>>

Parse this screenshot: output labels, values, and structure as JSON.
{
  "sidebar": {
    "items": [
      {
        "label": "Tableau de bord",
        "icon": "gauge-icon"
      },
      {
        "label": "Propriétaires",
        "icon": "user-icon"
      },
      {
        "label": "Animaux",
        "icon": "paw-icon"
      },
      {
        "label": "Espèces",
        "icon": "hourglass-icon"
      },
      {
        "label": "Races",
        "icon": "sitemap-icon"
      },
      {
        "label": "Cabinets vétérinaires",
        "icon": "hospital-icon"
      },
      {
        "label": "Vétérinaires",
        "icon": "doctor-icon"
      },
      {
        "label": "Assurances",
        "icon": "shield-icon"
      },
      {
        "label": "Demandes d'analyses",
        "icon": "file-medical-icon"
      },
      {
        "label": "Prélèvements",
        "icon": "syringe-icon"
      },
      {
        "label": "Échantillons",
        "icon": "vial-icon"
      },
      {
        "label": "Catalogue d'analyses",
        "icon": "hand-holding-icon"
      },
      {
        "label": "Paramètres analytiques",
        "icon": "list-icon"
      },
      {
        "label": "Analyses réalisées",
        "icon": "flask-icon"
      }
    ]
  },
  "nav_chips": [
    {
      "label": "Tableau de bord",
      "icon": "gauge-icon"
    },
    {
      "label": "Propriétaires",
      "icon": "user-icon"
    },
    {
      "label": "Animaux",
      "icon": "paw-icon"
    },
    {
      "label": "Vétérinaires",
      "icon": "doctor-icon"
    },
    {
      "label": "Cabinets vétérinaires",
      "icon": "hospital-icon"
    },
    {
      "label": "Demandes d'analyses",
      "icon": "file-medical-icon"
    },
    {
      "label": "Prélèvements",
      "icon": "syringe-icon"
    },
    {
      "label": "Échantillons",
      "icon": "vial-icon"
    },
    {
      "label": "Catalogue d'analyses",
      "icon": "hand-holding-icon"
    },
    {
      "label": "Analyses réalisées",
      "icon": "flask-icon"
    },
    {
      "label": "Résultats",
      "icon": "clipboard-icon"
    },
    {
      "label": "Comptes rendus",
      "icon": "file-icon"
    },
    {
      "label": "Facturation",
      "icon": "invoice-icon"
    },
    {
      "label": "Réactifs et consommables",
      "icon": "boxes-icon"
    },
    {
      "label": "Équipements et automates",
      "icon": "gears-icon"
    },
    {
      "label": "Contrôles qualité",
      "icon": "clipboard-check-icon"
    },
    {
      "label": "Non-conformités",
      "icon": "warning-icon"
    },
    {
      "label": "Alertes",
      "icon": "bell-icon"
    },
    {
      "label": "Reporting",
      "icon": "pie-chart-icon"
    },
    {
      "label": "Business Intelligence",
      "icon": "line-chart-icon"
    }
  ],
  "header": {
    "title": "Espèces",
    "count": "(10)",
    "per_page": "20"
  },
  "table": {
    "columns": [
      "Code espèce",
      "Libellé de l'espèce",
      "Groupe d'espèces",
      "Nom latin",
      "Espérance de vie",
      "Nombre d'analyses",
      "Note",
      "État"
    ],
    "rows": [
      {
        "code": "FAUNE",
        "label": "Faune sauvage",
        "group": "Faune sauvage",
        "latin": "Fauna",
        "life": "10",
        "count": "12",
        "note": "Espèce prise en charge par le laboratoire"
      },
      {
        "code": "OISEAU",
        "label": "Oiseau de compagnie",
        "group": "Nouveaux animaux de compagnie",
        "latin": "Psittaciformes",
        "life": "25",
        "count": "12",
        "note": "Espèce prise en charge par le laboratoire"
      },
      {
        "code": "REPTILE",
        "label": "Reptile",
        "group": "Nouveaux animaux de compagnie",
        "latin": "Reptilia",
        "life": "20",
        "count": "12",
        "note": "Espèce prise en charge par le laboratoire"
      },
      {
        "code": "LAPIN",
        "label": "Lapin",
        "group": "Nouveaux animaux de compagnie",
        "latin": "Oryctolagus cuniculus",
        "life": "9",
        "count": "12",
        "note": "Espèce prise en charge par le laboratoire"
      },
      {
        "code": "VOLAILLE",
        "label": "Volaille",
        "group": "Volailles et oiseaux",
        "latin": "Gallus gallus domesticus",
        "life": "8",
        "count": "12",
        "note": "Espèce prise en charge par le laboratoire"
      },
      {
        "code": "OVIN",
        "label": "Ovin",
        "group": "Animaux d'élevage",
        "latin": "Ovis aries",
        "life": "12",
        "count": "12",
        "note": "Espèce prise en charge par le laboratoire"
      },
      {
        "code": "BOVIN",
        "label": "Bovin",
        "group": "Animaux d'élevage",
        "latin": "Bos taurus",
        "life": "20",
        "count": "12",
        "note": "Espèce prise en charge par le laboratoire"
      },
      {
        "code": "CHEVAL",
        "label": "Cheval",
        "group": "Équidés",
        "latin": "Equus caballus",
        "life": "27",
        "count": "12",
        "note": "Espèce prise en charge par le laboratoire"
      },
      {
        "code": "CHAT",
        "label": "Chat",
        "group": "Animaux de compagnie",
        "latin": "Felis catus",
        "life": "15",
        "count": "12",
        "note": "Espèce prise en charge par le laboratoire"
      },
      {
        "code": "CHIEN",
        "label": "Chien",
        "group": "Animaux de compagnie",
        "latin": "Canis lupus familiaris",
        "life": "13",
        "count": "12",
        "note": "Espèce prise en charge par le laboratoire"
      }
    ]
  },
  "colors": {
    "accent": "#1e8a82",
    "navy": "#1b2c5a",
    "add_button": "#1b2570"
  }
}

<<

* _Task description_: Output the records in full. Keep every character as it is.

* _Result for this exercise_:
Parse this screenshot: output labels, values, and structure as JSON.
{
  "sidebar": {
    "items": [
      {
        "label": "Tableau de bord",
        "icon": "gauge-icon"
      },
      {
        "label": "Propriétaires",
        "icon": "user-icon"
      },
      {
        "label": "Animaux",
        "icon": "paw-icon"
      },
      {
        "label": "Espèces",
        "icon": "hourglass-icon"
      },
      {
        "label": "Races",
        "icon": "sitemap-icon"
      },
      {
        "label": "Cabinets vétérinaires",
        "icon": "hospital-icon"
      },
      {
        "label": "Vétérinaires",
        "icon": "doctor-icon"
      },
      {
        "label": "Assurances",
        "icon": "shield-icon"
      },
      {
        "label": "Demandes d'analyses",
        "icon": "file-medical-icon"
      },
      {
        "label": "Prélèvements",
        "icon": "syringe-icon"
      },
      {
        "label": "Échantillons",
        "icon": "vial-icon"
      },
      {
        "label": "Catalogue d'analyses",
        "icon": "hand-holding-icon"
      },
      {
        "label": "Paramètres analytiques",
        "icon": "list-icon"
      },
      {
        "label": "Analyses réalisées",
        "icon": "flask-icon"
      }
    ]
  },
  "nav_chips": [
    {
      "label": "Tableau de bord",
      "icon": "gauge-icon"
    },
    {
      "label": "Propriétaires",
      "icon": "user-icon"
    },
    {
      "label": "Animaux",
      "icon": "paw-icon"
    },
    {
      "label": "Vétérinaires",
      "icon": "doctor-icon"
    },
    {
      "label": "Cabinets vétérinaires",
      "icon": "hospital-icon"
    },
    {
      "label": "Demandes d'analyses",
      "icon": "file-medical-icon"
    },
    {
      "label": "Prélèvements",
      "icon": "syringe-icon"
    },
    {
      "label": "Échantillons",
      "icon": "vial-icon"
    },
    {
      "label": "Catalogue d'analyses",
      "icon": "hand-holding-icon"
    },
    {
      "label": "Analyses réalisées",
      "icon": "flask-icon"
    },
    {
      "label": "Résultats",
      "icon": "clipboard-icon"
    },
    {
      "label": "Comptes rendus",
      "icon": "file-icon"
    },
    {
      "label": "Facturation",
      "icon": "invoice-icon"
    },
    {
      "label": "Réactifs et consommables",
      "icon": "boxes-icon"
    },
    {
      "label": "Équipements et automates",
      "icon": "gears-icon"
    },
    {
      "label": "Contrôles qualité",
      "icon": "clipboard-check-icon"
    },
    {
      "label": "Non-conformités",
      "icon": "warning-icon"
    },
    {
      "label": "Alertes",
      "icon": "bell-icon"
    },
    {
      "label": "Reporting",
      "icon": "pie-chart-icon"
    },
    {
      "label": "Business Intelligence",
      "icon": "line-chart-icon"
    }
  ],
  "header": {
    "title": "Espèces",
    "count": "(10)",
    "per_page": "20"
  },
  "table": {
    "columns": [
      "Code espèce",
      "Libellé de l'espèce",
      "Groupe d'espèces",
      "Nom latin",
      "Espérance de vie",
      "Nombre d'analyses",
      "Note",
      "État"
    ],
    "rows": [
      {
        "code": "FAUNE",
        "label": "Faune sauvage",
        "group": "Faune sauvage",
        "latin": "Fauna",
        "life": "10",
        "count": "12",
        "note": "Espèce prise en charge par le laboratoire"
      },
      {
        "code": "OISEAU",
        "label": "Oiseau de compagnie",
        "group": "Nouveaux animaux de compagnie",
        "latin": "Psittaciformes",
        "life": "25",
        "count": "12",
        "note": "Espèce prise en charge par le laboratoire"
      },
      {
        "code": "REPTILE",
        "label": "Reptile",
        "group": "Nouveaux animaux de compagnie",
        "latin": "Reptilia",
        "life": "20",
        "count": "12",
        "note": "Espèce prise en charge par le laboratoire"
      },
      {
        "code": "LAPIN",
        "label": "Lapin",
        "group": "Nouveaux animaux de compagnie",
        "latin": "Oryctolagus cuniculus",
        "life": "9",
        "count": "12",
        "note": "Espèce prise en charge par le laboratoire"
      },
      {
        "code": "VOLAILLE",
        "label": "Volaille",
        "group": "Volailles et oiseaux",
        "latin": "Gallus gallus domesticus",
        "life": "8",
        "count": "12",
        "note": "Espèce prise en charge par le laboratoire"
      },
      {
        "code": "OVIN",
        "label": "Ovin",
        "group": "Animaux d'élevage",
        "latin": "Ovis aries",
        "life": "12",
        "count": "12",
        "note": "Espèce prise en charge par le laboratoire"
      },
      {
        "code": "BOVIN",
        "label": "Bovin",
        "group": "Animaux d'élevage",
        "latin": "Bos taurus",
        "life": "20",
        "count": "12",
        "note": "Espèce prise en charge par le laboratoire"
      },
      {
        "code": "CHEVAL",
        "label": "Cheval",
        "group": "Équidés",
        "latin": "Equus caballus",
        "life": "27",
        "count": "12",
        "note": "Espèce prise en charge par le laboratoire"
      },
      {
        "code": "CHAT",
        "label": "Chat",
        "group": "Animaux de compagnie",
        "latin": "Felis catus",
        "life": "15",
        "count": "12",
        "note": "Espèce prise en charge par le laboratoire"
      },
      {
        "code": "CHIEN",
        "label": "Chien",
        "group": "Animaux de compagnie",
        "latin": "Canis lupus familiaris",
        "life": "13",
        "count": "12",
        "note": "Espèce prise en charge par le laboratoire"
      }
    ]
  },
  "colors": {
    "accent": "#1e8a82",
    "navy": "#1b2c5a",
    "add_button": "#1b2570"
  }
}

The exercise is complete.